Gender related differences were calculated in cardioversions only, since these require rather uniform and short procedure times. The finding that male patients required larger amounts of both morphine and anesthesia (p < 0.001) may reflect their greater body mass (though we do not have data on this); previous studies have suggested that males may require less sedation per kilogram [41–43]. One study showed the potency of strong opioids such as morphine to be higher in males . Two other studies showed females using higher doses (+11%) of morphine for postoperative pain  and 30% more morphine to achieve a similar degree of analgesia compared with men . Sex-related differences in the perception of pain and susceptibility to opioids remains a matter of debate.
The data in this study were derived primarily from the cardiology division computerized database. Data were complete on items such as type of procedure, and doses of midazolam and morphine. However other data including procedure duration were not always filled in (hence the “selected” data in Table 5). Patient weight was not recorded, so doses per/kilogram/minute could not be reported.
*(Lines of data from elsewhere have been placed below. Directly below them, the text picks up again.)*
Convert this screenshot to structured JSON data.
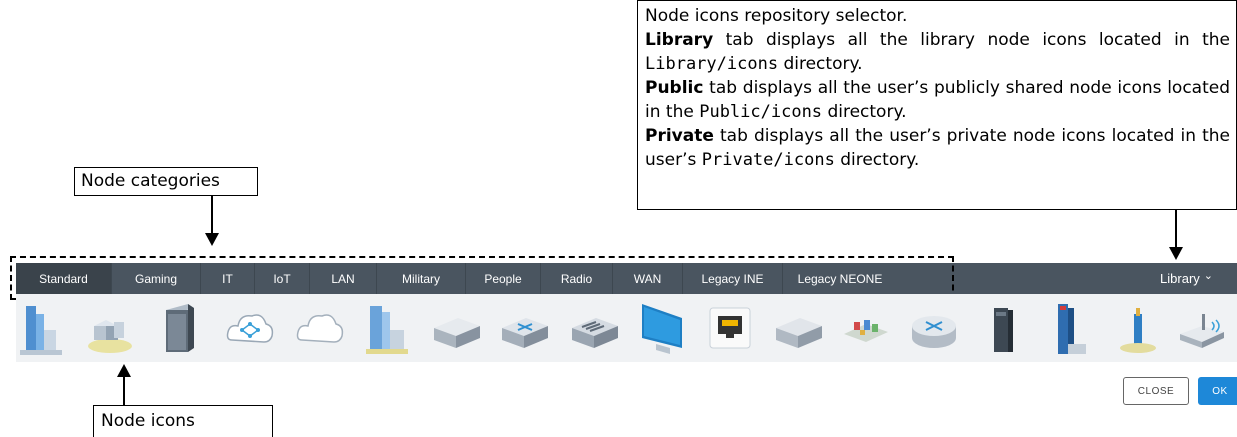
{
  "callouts": {
    "repository": {
      "line1": "Node icons repository selector.",
      "library_bold": "Library",
      "library_text": " tab displays all the library node icons located in the ",
      "library_path": "Library/icons",
      "library_tail": " directory.",
      "public_bold": "Public",
      "public_text": " tab displays all the user’s publicly shared node icons located in the ",
      "public_path": "Public/icons",
      "public_tail": " directory.",
      "private_bold": "Private",
      "private_text": " tab displays all the user’s private node icons located in the user’s ",
      "private_path": "Private/icons",
      "private_tail": " directory."
    },
    "categories": "Node categories",
    "icons": "Node icons"
  },
  "toolbar": {
    "tabs": [
      {
        "label": "Standard",
        "active": true
      },
      {
        "label": "Gaming"
      },
      {
        "label": "IT"
      },
      {
        "label": "IoT"
      },
      {
        "label": "LAN"
      },
      {
        "label": "Military"
      },
      {
        "label": "People"
      },
      {
        "label": "Radio"
      },
      {
        "label": "WAN"
      },
      {
        "label": "Legacy INE"
      },
      {
        "label": "Legacy NEONE"
      }
    ],
    "repository_label": "Library",
    "repository_chevron": "⌄"
  },
  "icons": [
    "city-towers-icon",
    "campus-buildings-icon",
    "server-cabinet-icon",
    "cloud-network-icon",
    "cloud-icon",
    "office-buildings-icon",
    "appliance-box-icon",
    "router-box-icon",
    "switch-box-icon",
    "monitor-icon",
    "ethernet-port-icon",
    "grey-box-icon",
    "smart-city-icon",
    "round-router-icon",
    "tower-server-icon",
    "skyscraper-icon",
    "cell-tower-icon",
    "wireless-router-icon"
  ],
  "buttons": {
    "close": "CLOSE",
    "ok": "OK"
  },
  "colors": {
    "toolbar_bg": "#4a5560",
    "active_tab_bg": "#3a434b",
    "strip_bg": "#f0f2f4",
    "ok_button": "#1e88d8"
  }
}
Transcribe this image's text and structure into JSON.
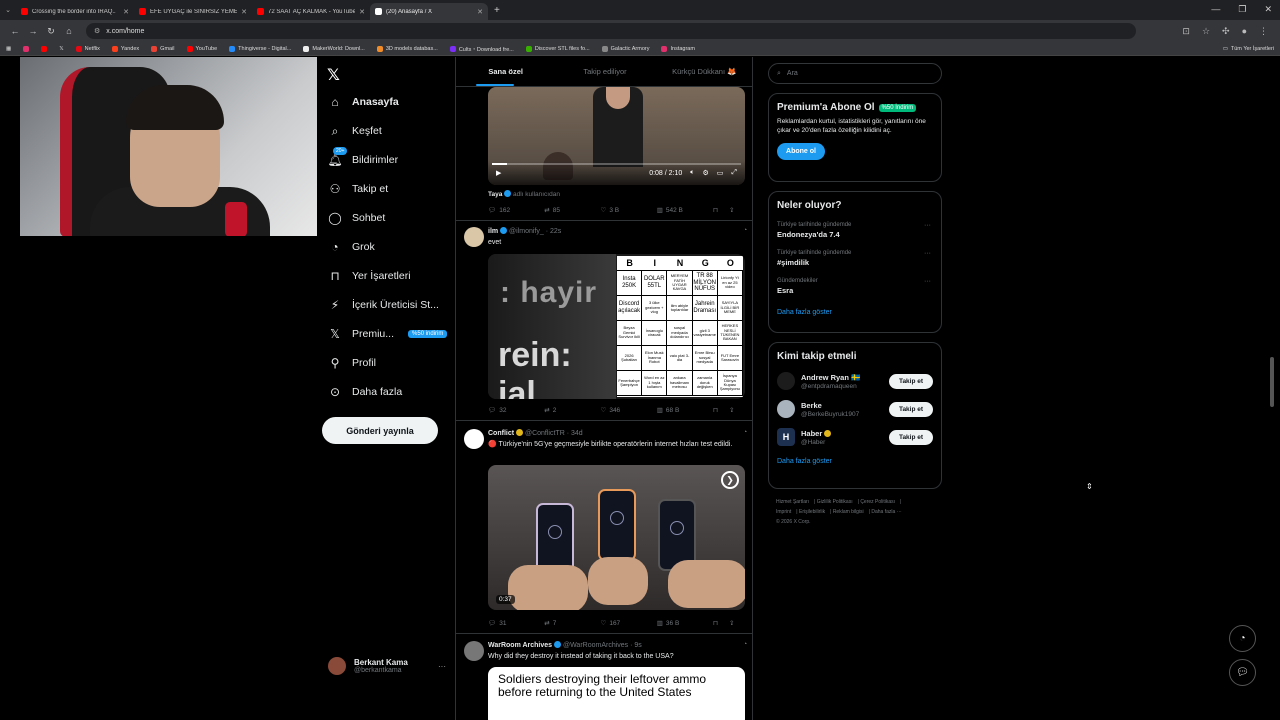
{
  "browser": {
    "tabs": [
      {
        "title": "Crossing the border into IRAQ..",
        "icon": "youtube",
        "active": false
      },
      {
        "title": "EFE UYGAÇ ile SINIRSIZ YEMEK",
        "icon": "youtube",
        "active": false
      },
      {
        "title": "72 SAAT AÇ KALMAK - YouTube",
        "icon": "youtube",
        "active": false
      },
      {
        "title": "(20) Anasayfa / X",
        "icon": "x",
        "active": true
      }
    ],
    "url": "x.com/home",
    "bookmarks": [
      "Netflix",
      "Yandex",
      "Gmail",
      "YouTube",
      "Thingiverse - Digital...",
      "MakerWorld: Downl...",
      "3D models databas...",
      "Cults・Download fre...",
      "Discover STL files fo...",
      "Galactic Armory",
      "Instagram"
    ],
    "all_bookmarks": "Tüm Yer İşaretleri"
  },
  "nav": {
    "items": [
      {
        "label": "Anasayfa",
        "icon": "home-icon",
        "bold": true
      },
      {
        "label": "Keşfet",
        "icon": "search-icon"
      },
      {
        "label": "Bildirimler",
        "icon": "bell-icon",
        "badge": "20+"
      },
      {
        "label": "Takip et",
        "icon": "follow-icon"
      },
      {
        "label": "Sohbet",
        "icon": "chat-icon"
      },
      {
        "label": "Grok",
        "icon": "grok-icon"
      },
      {
        "label": "Yer İşaretleri",
        "icon": "bookmark-icon"
      },
      {
        "label": "İçerik Üreticisi St...",
        "icon": "creator-icon"
      },
      {
        "label": "Premiu...",
        "icon": "x-icon",
        "badge": "%50 indirim"
      },
      {
        "label": "Profil",
        "icon": "profile-icon"
      },
      {
        "label": "Daha fazla",
        "icon": "more-icon"
      }
    ],
    "post_button": "Gönderi yayınla",
    "account": {
      "name": "Berkant Kama",
      "handle": "@berkantkama"
    }
  },
  "timeline": {
    "tabs": [
      "Sana özel",
      "Takip ediliyor",
      "Kürkçü Dükkanı 🦊"
    ],
    "post1": {
      "video_time": "0:08 / 2:10",
      "progress": 0.06,
      "caption_user": "Taya",
      "caption_rest": "adlı kullanıcıdan",
      "replies": "162",
      "reposts": "85",
      "likes": "3 B",
      "views": "542 B"
    },
    "post2": {
      "name": "ilm",
      "handle": "@ilmonify_",
      "time": "22s",
      "text": "evet",
      "img_text1": ": hayir",
      "img_text2": "rein: jal",
      "bingo_head": [
        "B",
        "I",
        "N",
        "G",
        "O"
      ],
      "bingo_cells": [
        "Insta 250K",
        "DOLAR 55TL",
        "MERYEM FATİH UYGAR KAVGA",
        "TR 88 MİLYON NÜFUS",
        "Lirionfy Yt en az 25 video",
        "Discord açılacak",
        "3 ülke gezicem + vlog",
        "ilim abiyle toplantılar",
        "Jahrein Draması",
        "SAYIYLA İLGİLİ BİR MEME",
        "Beyza Gemici Survivor ikili",
        "İnsanoglu ciracak",
        "sosyal medyada dolandırıcı",
        "gizli 3 vasiyetname",
        "HERKES NESLİ TÜKENEN BAKAN",
        "2026 Şubatları",
        "Elon Musk İnanma Robot",
        "vaio plat 3-dia",
        "Emre Birsu sosyal medyada",
        "FUT Emre Sarasovin",
        "Fenerbahçe Şampiyon",
        "Word en az 1 hışta kullanım",
        "ankara havalimanı metrosu",
        "zamanla doruk değişken",
        "İspanya Dünya Kupası Şampiyonu"
      ],
      "replies": "32",
      "reposts": "2",
      "likes": "346",
      "views": "68 B"
    },
    "post3": {
      "name": "Conflict",
      "handle": "@ConflictTR",
      "time": "34d",
      "text": "🔴 Türkiye'nin 5G'ye geçmesiyle birlikte operatörlerin internet hızları test edildi.",
      "duration": "0:37",
      "replies": "31",
      "reposts": "7",
      "likes": "167",
      "views": "36 B"
    },
    "post4": {
      "name": "WarRoom Archives",
      "handle": "@WarRoomArchives",
      "time": "9s",
      "text": "Why did they destroy it instead of taking it back to the USA?",
      "img_text": "Soldiers destroying their leftover ammo before returning to the United States"
    }
  },
  "sidebar": {
    "search_placeholder": "Ara",
    "premium": {
      "title": "Premium'a Abone Ol",
      "discount": "%50 İndirim",
      "body": "Reklamlardan kurtul, istatistikleri gör, yanıtlarını öne çıkar ve 20'den fazla özelliğin kilidini aç.",
      "button": "Abone ol"
    },
    "trends": {
      "title": "Neler oluyor?",
      "items": [
        {
          "context": "Türkiye tarihinde gündemde",
          "name": "Endonezya'da 7.4"
        },
        {
          "context": "Türkiye tarihinde gündemde",
          "name": "#şimdilik"
        },
        {
          "context": "Gündemdekiler",
          "name": "Esra"
        }
      ],
      "show_more": "Daha fazla göster"
    },
    "who_to_follow": {
      "title": "Kimi takip etmeli",
      "items": [
        {
          "name": "Andrew Ryan 🇸🇪",
          "handle": "@entpdramaqueen",
          "button": "Takip et"
        },
        {
          "name": "Berke",
          "handle": "@BerkeBuyruk1907",
          "button": "Takip et"
        },
        {
          "name": "Haber",
          "handle": "@Haber",
          "button": "Takip et"
        }
      ],
      "show_more": "Daha fazla göster"
    },
    "footer": [
      "Hizmet Şartları",
      "Gizlilik Politikası",
      "Çerez Politikası",
      "Imprint",
      "Erişilebilirlik",
      "Reklam bilgisi",
      "Daha fazla ···",
      "© 2026 X Corp."
    ]
  },
  "colors": {
    "accent": "#1d9bf0",
    "bg": "#000000",
    "muted": "#71767b"
  }
}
Cardioversions and pacemakers were not in the computer system early in the study, thus limiting the numbers of these procedures in this report.
We report a large study based on single center database that covers all of the cardiac procedures that are performed under conscious sedation without an anaesthesiologist present. Our data confirms the safety and cost effectiveness of sedation administered by non-anesthesia personnel shown in previous studies [4, 25–34]. To our knowledge, this is the largest study done so far to deal with the issues of safety and cost in a consecutive non-selected patient population at a single medical center. We also believe that anesthesia services should be used routinely for certain types of procedures (as per exclusions in the “Methods” section) and must be available as backup on an “as needed” basis.
Conflict of Interest